**** Data for this exercise ****

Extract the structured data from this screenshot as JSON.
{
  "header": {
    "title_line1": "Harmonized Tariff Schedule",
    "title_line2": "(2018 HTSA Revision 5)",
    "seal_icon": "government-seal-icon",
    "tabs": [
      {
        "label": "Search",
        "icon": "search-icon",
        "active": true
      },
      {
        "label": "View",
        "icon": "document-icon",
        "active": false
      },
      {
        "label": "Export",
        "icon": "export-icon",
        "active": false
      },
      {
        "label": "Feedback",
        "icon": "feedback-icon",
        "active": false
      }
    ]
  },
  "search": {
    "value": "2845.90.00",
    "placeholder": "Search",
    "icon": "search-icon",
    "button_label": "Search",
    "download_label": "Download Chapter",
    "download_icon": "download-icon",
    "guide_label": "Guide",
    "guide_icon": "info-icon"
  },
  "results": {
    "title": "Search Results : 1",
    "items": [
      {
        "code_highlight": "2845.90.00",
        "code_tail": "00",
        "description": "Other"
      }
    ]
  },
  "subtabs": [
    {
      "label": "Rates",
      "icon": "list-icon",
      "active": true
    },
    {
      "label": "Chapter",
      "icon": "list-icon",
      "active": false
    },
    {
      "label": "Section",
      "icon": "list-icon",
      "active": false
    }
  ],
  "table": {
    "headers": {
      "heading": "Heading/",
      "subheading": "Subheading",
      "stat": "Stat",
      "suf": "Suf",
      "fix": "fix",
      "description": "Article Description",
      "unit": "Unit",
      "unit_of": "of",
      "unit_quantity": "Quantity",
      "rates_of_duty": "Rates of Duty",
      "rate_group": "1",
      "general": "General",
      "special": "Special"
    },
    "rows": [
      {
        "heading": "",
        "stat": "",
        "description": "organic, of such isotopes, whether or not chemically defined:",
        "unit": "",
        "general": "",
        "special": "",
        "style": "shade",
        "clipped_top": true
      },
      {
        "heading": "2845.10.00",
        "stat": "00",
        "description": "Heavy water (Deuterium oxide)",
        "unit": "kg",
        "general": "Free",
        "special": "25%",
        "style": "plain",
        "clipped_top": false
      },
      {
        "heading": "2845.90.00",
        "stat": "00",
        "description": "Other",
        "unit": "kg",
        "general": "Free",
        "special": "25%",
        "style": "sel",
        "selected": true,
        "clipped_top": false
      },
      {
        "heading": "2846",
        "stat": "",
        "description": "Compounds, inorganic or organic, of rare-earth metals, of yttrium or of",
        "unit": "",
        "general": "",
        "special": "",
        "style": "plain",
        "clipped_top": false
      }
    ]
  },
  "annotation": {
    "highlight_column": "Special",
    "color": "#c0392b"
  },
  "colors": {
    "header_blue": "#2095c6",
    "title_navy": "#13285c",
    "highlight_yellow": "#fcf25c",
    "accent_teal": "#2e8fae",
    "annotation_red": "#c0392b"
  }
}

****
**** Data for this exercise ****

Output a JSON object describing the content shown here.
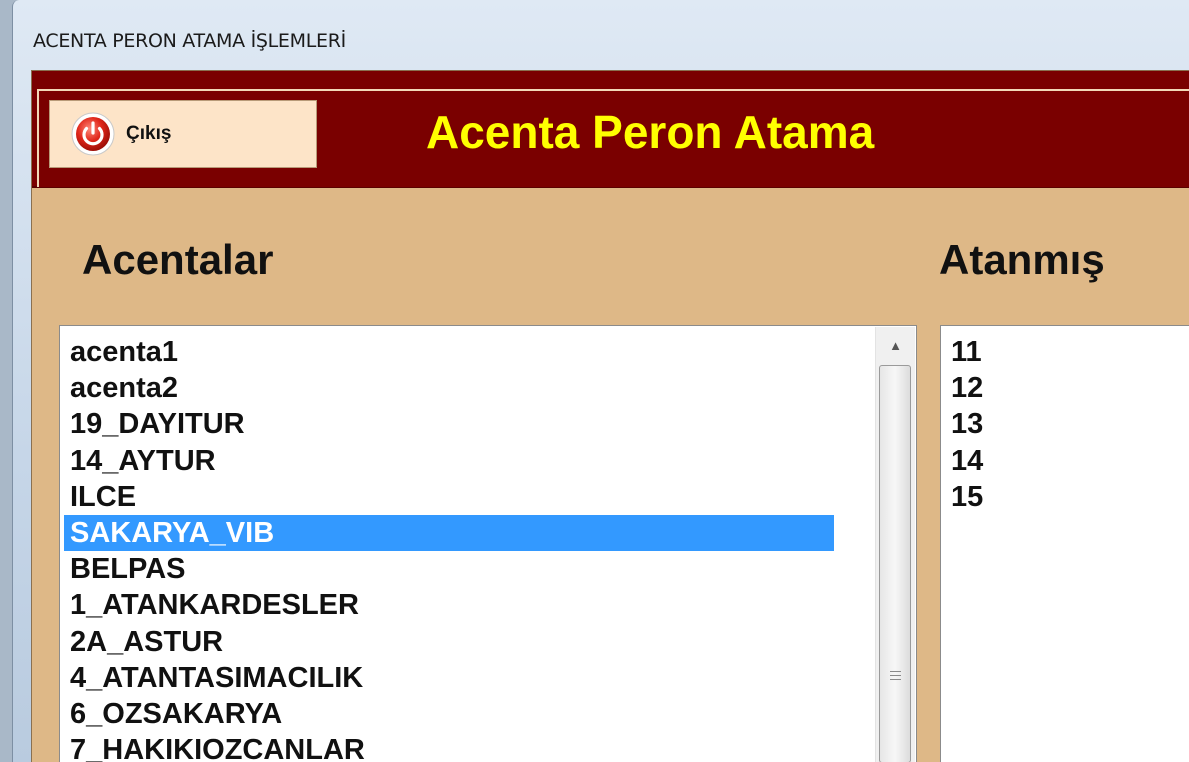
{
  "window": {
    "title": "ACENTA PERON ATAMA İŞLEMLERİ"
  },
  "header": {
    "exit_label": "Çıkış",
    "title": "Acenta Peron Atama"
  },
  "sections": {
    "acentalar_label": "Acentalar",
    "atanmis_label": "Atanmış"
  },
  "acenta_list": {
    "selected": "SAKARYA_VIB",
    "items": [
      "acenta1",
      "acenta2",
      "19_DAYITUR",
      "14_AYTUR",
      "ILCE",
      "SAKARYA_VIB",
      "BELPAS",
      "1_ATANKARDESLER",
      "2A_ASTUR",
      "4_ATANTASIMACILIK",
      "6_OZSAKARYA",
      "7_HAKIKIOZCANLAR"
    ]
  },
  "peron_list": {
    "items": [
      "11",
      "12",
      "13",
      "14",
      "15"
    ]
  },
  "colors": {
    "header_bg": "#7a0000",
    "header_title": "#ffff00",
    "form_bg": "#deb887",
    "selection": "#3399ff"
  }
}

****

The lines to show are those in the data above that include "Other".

        "description": "Other"
        "description": "Other",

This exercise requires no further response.